Catching up on the WSJ, I came across an opinion piece by Ben Wattenberg, who surmised that the current entitlement crisis is one of demographics; that is, our fertility rates are not able to sustain payment obligations. Though generally the WSJ and the American Enterprise Institute — of which Mr. Wattenberg is a senior fellow — are good in their analyses, this argument is patently untrue.
A few days later, the WSJ ran a letter to the editor by a Mr. Walsh, who well summed up the problem with Wattenberg assertion.
Ben J. Wattenberg’s suggestion that the funding problems with Social Security are due to demographics is demonstrably false. A properly funded program of benefits works regardless of demographics if benefit amounts are not increased above what payments can support, and accumulated funds and related investment earnings are invested wisely and not diverted to other uses.
These basic conditions are at work in the private retirement sector, governed by Erisa, where demographics have had a relatively negligible effect on current funding levels. In the case of Social Security, the former condition has been routinely violated by politicians pandering for votes, while elimination of the latter condition was seen to by Lyndon Johnson (Mr. Wattenberg’s old boss) and the Democratic House and Senate at the time. Current entitlement practices lack basic and proper accounting for costs.
In short, we’ll have deficits in 2020 not because only because spending is too much, but also because their accounting methods allow them to record the costs incurred years prior (for instance in 2003) as expenses in 2020.
What Mr. Wattenberg is really saying is that the current shift in demographics has made it more difficult to tax current earners sufficiently to pay for the overpromised benefits of current beneficiaries and to compensate for government mismanagement.

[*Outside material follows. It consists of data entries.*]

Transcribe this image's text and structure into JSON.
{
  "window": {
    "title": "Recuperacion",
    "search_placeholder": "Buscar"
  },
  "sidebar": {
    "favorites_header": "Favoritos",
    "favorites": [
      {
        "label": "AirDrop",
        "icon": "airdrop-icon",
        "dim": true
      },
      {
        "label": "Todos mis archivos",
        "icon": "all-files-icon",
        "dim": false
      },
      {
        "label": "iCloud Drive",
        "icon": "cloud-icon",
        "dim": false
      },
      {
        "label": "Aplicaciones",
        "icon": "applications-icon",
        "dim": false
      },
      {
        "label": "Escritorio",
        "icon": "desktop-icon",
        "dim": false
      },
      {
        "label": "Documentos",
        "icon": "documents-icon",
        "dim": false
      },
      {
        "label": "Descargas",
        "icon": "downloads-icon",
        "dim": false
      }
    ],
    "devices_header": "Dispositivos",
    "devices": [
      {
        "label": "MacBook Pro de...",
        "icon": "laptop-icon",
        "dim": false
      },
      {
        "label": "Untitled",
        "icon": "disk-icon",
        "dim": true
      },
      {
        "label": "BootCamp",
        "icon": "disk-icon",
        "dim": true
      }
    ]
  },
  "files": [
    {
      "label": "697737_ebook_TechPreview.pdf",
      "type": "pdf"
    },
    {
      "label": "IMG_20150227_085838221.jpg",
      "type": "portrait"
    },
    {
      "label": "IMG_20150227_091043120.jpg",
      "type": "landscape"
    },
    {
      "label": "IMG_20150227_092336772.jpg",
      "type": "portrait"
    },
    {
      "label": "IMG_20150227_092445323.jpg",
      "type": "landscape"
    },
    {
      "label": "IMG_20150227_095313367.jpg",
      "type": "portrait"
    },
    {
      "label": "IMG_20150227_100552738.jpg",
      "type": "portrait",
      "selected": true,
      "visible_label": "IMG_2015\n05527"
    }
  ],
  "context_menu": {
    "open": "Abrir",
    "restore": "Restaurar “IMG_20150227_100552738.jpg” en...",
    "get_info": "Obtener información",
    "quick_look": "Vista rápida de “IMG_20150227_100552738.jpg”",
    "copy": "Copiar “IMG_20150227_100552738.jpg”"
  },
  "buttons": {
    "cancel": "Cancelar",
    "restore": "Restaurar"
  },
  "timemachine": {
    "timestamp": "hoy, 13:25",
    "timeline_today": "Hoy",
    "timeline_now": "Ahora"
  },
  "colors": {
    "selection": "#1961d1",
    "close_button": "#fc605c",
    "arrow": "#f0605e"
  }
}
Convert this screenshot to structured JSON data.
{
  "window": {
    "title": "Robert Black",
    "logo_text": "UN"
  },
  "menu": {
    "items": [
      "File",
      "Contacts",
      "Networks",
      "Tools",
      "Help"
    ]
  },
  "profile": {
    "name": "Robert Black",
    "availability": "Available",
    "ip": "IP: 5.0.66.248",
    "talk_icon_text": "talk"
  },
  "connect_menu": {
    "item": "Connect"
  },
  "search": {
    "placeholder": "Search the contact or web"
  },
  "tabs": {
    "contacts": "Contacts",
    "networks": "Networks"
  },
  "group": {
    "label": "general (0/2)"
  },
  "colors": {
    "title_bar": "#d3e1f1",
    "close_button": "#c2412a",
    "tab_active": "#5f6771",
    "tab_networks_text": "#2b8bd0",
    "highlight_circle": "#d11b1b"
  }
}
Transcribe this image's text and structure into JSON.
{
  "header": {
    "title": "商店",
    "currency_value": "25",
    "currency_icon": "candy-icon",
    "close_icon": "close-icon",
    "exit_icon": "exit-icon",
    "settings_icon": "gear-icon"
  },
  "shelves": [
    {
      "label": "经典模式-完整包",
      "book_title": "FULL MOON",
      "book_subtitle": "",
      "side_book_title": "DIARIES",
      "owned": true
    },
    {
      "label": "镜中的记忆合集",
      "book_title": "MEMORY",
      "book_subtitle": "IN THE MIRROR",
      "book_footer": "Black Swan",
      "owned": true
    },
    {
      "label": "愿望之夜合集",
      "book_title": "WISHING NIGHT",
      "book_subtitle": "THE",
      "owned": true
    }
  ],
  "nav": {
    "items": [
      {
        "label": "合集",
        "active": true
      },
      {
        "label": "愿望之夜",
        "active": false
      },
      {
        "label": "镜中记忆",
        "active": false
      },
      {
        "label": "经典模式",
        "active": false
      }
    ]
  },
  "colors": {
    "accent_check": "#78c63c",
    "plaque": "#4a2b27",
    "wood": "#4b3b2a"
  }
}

I have written before on the crisis of Social Security and its lack of basic and valid accounting practices. Entitlement reform must consist of both fiscal restraint and acceptable and professional accounting.